• "Gylfie, wake up already!" Hisses my sister. I groan and roll over, pushing my thick blonde hair from my face and shoving my glasses onto my face. "I'm sorry," she says immediately after. "I just don't want you to be late for your morning duties." She wrings the wet dishtowel in her hands guiltily.

    "Don't worry about it," I reply. "I don't want the officers to punish you guys," I add. The officers are power-abusive policemen that the nation has employed to make sure that we slave over their precious society. No one likes them. But we listen to protect our families from their wrath. I turn the faucet on over the sink and wet a rag. Ice-cold water always wakes me up, I think, as I scrub my face. I then slip on a jacket and lace up my boots. "See you later Bell," I call, and I slam the door on my way out.
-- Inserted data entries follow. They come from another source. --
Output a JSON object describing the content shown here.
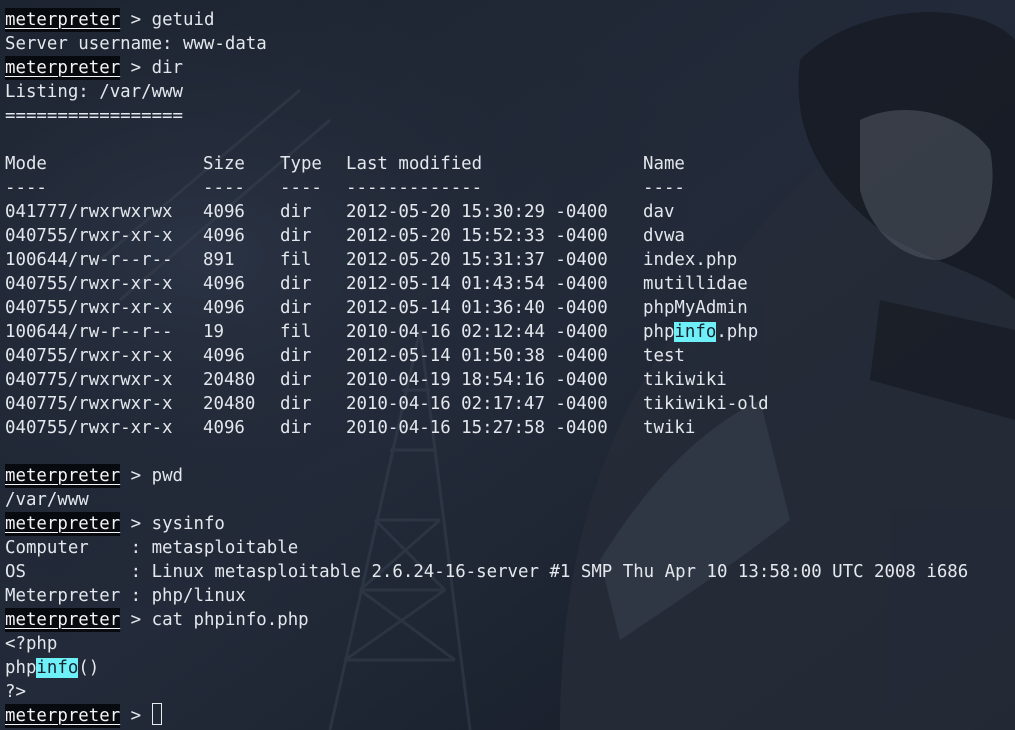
{
  "prompt": "meterpreter",
  "prompt_sep": " > ",
  "cmd_getuid": "getuid",
  "getuid_output": "Server username: www-data",
  "cmd_dir": "dir",
  "dir_listing_title": "Listing: /var/www",
  "dir_listing_rule": "=================",
  "dir_table": {
    "headers": [
      "Mode",
      "Size",
      "Type",
      "Last modified",
      "Name"
    ],
    "underlines": [
      "----",
      "----",
      "----",
      "-------------",
      "----"
    ],
    "rows": [
      [
        "041777/rwxrwxrwx",
        "4096",
        "dir",
        "2012-05-20 15:30:29 -0400",
        "dav"
      ],
      [
        "040755/rwxr-xr-x",
        "4096",
        "dir",
        "2012-05-20 15:52:33 -0400",
        "dvwa"
      ],
      [
        "100644/rw-r--r--",
        "891",
        "fil",
        "2012-05-20 15:31:37 -0400",
        "index.php"
      ],
      [
        "040755/rwxr-xr-x",
        "4096",
        "dir",
        "2012-05-14 01:43:54 -0400",
        "mutillidae"
      ],
      [
        "040755/rwxr-xr-x",
        "4096",
        "dir",
        "2012-05-14 01:36:40 -0400",
        "phpMyAdmin"
      ],
      [
        "100644/rw-r--r--",
        "19",
        "fil",
        "2010-04-16 02:12:44 -0400",
        "phpinfo.php"
      ],
      [
        "040755/rwxr-xr-x",
        "4096",
        "dir",
        "2012-05-14 01:50:38 -0400",
        "test"
      ],
      [
        "040775/rwxrwxr-x",
        "20480",
        "dir",
        "2010-04-19 18:54:16 -0400",
        "tikiwiki"
      ],
      [
        "040775/rwxrwxr-x",
        "20480",
        "dir",
        "2010-04-16 02:17:47 -0400",
        "tikiwiki-old"
      ],
      [
        "040755/rwxr-xr-x",
        "4096",
        "dir",
        "2010-04-16 15:27:58 -0400",
        "twiki"
      ]
    ],
    "phpinfo_name_parts": [
      "php",
      "info",
      ".php"
    ]
  },
  "cmd_pwd": "pwd",
  "pwd_output": "/var/www",
  "cmd_sysinfo": "sysinfo",
  "sysinfo": {
    "computer": "Computer    : metasploitable",
    "os": "OS          : Linux metasploitable 2.6.24-16-server #1 SMP Thu Apr 10 13:58:00 UTC 2008 i686",
    "meterpreter": "Meterpreter : php/linux"
  },
  "cmd_cat": "cat phpinfo.php",
  "cat_output": {
    "line1": "<?php",
    "line2_parts": [
      "php",
      "info",
      "()"
    ],
    "line3": "?>"
  },
  "highlight_color": "#6ef0f8",
  "background_color": "#1e2533"
}
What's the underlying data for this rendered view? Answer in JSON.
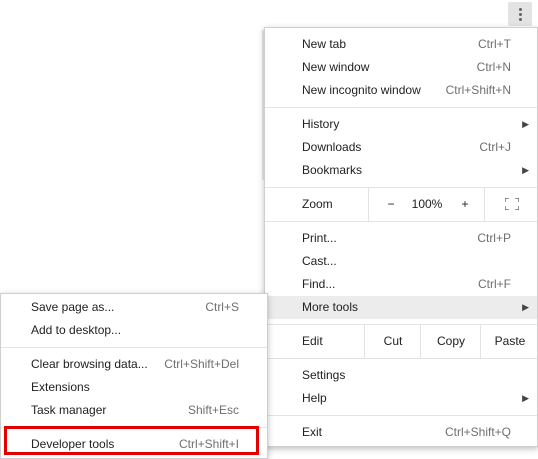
{
  "main_menu": {
    "group1": [
      {
        "label": "New tab",
        "accel": "Ctrl+T"
      },
      {
        "label": "New window",
        "accel": "Ctrl+N"
      },
      {
        "label": "New incognito window",
        "accel": "Ctrl+Shift+N"
      }
    ],
    "history": {
      "label": "History"
    },
    "downloads": {
      "label": "Downloads",
      "accel": "Ctrl+J"
    },
    "bookmarks": {
      "label": "Bookmarks"
    },
    "zoom": {
      "label": "Zoom",
      "minus": "−",
      "value": "100%",
      "plus": "+"
    },
    "print": {
      "label": "Print...",
      "accel": "Ctrl+P"
    },
    "cast": {
      "label": "Cast..."
    },
    "find": {
      "label": "Find...",
      "accel": "Ctrl+F"
    },
    "more_tools": {
      "label": "More tools"
    },
    "edit": {
      "label": "Edit",
      "cut": "Cut",
      "copy": "Copy",
      "paste": "Paste"
    },
    "settings": {
      "label": "Settings"
    },
    "help": {
      "label": "Help"
    },
    "exit": {
      "label": "Exit",
      "accel": "Ctrl+Shift+Q"
    }
  },
  "sub_menu": {
    "save_page": {
      "label": "Save page as...",
      "accel": "Ctrl+S"
    },
    "add_desktop": {
      "label": "Add to desktop..."
    },
    "clear_data": {
      "label": "Clear browsing data...",
      "accel": "Ctrl+Shift+Del"
    },
    "extensions": {
      "label": "Extensions"
    },
    "task_manager": {
      "label": "Task manager",
      "accel": "Shift+Esc"
    },
    "dev_tools": {
      "label": "Developer tools",
      "accel": "Ctrl+Shift+I"
    }
  },
  "colors": {
    "highlight": "#e20000",
    "hover": "#ececec"
  }
}
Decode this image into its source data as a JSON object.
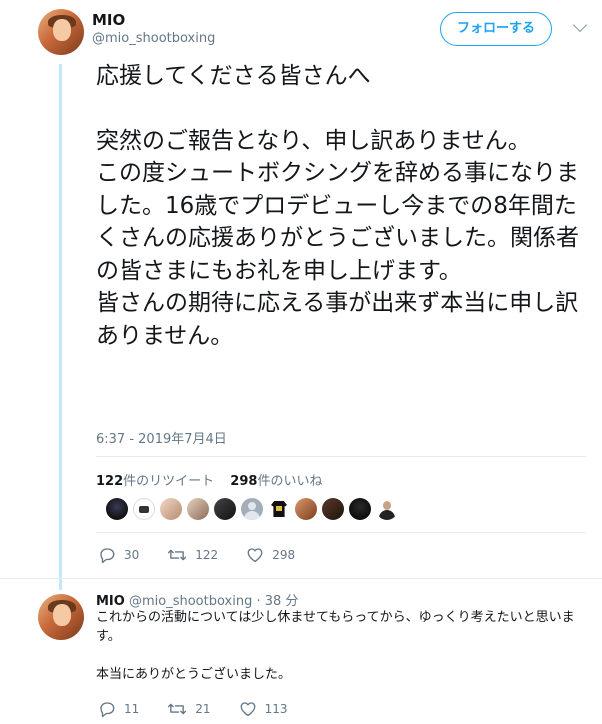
{
  "tweet": {
    "name": "MIO",
    "handle": "@mio_shootboxing",
    "follow_label": "フォローする",
    "text_lines": [
      "応援してくださる皆さんへ",
      "",
      "突然のご報告となり、申し訳ありません。",
      "この度シュートボクシングを辞める事になりました。16歳でプロデビューし今までの8年間たくさんの応援ありがとうございました。関係者の皆さまにもお礼を申し上げます。",
      "皆さんの期待に応える事が出来ず本当に申し訳ありません。"
    ],
    "timestamp": "6:37 - 2019年7月4日",
    "retweets_count": "122",
    "retweets_label": "件のリツイート",
    "likes_count": "298",
    "likes_label": "件のいいね",
    "actions": {
      "replies": "30",
      "retweets": "122",
      "likes": "298"
    }
  },
  "reply": {
    "name": "MIO",
    "handle": "@mio_shootboxing",
    "separator": "·",
    "time": "38 分",
    "text_lines": [
      "これからの活動については少し休ませてもらってから、ゆっくり考えたいと思います。",
      "",
      "本当にありがとうございました。"
    ],
    "actions": {
      "replies": "11",
      "retweets": "21",
      "likes": "113"
    }
  },
  "colors": {
    "accent": "#1da1f2",
    "thread_line": "#c4e7ff",
    "muted": "#657786"
  },
  "icons": {
    "reply": "reply-icon",
    "retweet": "retweet-icon",
    "like": "heart-icon",
    "menu": "chevron-down-icon"
  }
}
    I check the message box. It sends thin slips of paper to us electronically. The daily list of orders for me sits inside. Thankfully, today is easy. Buy groceries. Collect water. And, of course, my "leisure" activity. A hike to the lake. I decide to start with the water. I grab our storage key and walk to the storage units in the center of the town.

    I had always hated the storage units. As I step in, I'm immediately engulfed by a musty scent and a coating of gray-brown dust... lovely. I shake out my dark locks and jog to the manager desk, my way lit by a few dim light bulbs. An officer sits there, waiting.

    "Storage unit number?" He asks in an even, robotic voice.

    "Three-hundred eighty-six," I tell him calmly. He'll tase me if he picks up even a hint of sarcasm. I hold up the key in my hands.

    "You may pass," he responds, and I trot away. "Go slowly!" He calls after, and I slow down until I am out of his eyesight.

    I eventually manage to find the storage unit. Our "unnecessary" items, engulfed in padlocked chain link fencing. I jam the key into the lock and step in, grabbing a wooden plank and three buckets. It's not heavy now, but it sure will be when I out water inside each of the buckets. The stupid officer at the desk prints me a rental ticket. I must return the supplies in three hours time, or suffer some kind of punishment.

    When I'm out of the storage units, I feel much better. The fresh air is circulated by a brisk breeze and the clouds blanket the sky. Thunder rumbles from somewhere far away, but I don't mind. If I hurry, I'll finish the chores before the storm hits.

    The trek to the pump is short, even though I had to stop and buy some iodine. I arrive when the first raindrops are falling. I wash the dust from each bucket first, then fill them with water. It's actually quite the task. The pump is stiff and I have to use all my body weight to push the handle down. It's finally done. Carrying the buckets makes me feel like my spine was splitting.

    When I was finally done with the groceries and hiking, it was dark outside, and a huge storm was in full force. The wind screamed and thunder shook our ramshackle house. Officers turned off the power to limit damage, and Bell begins to cry.

    "I hate it here," she sobs.

    "Me too..." I reply. I have nothing more to say. We can do nothing.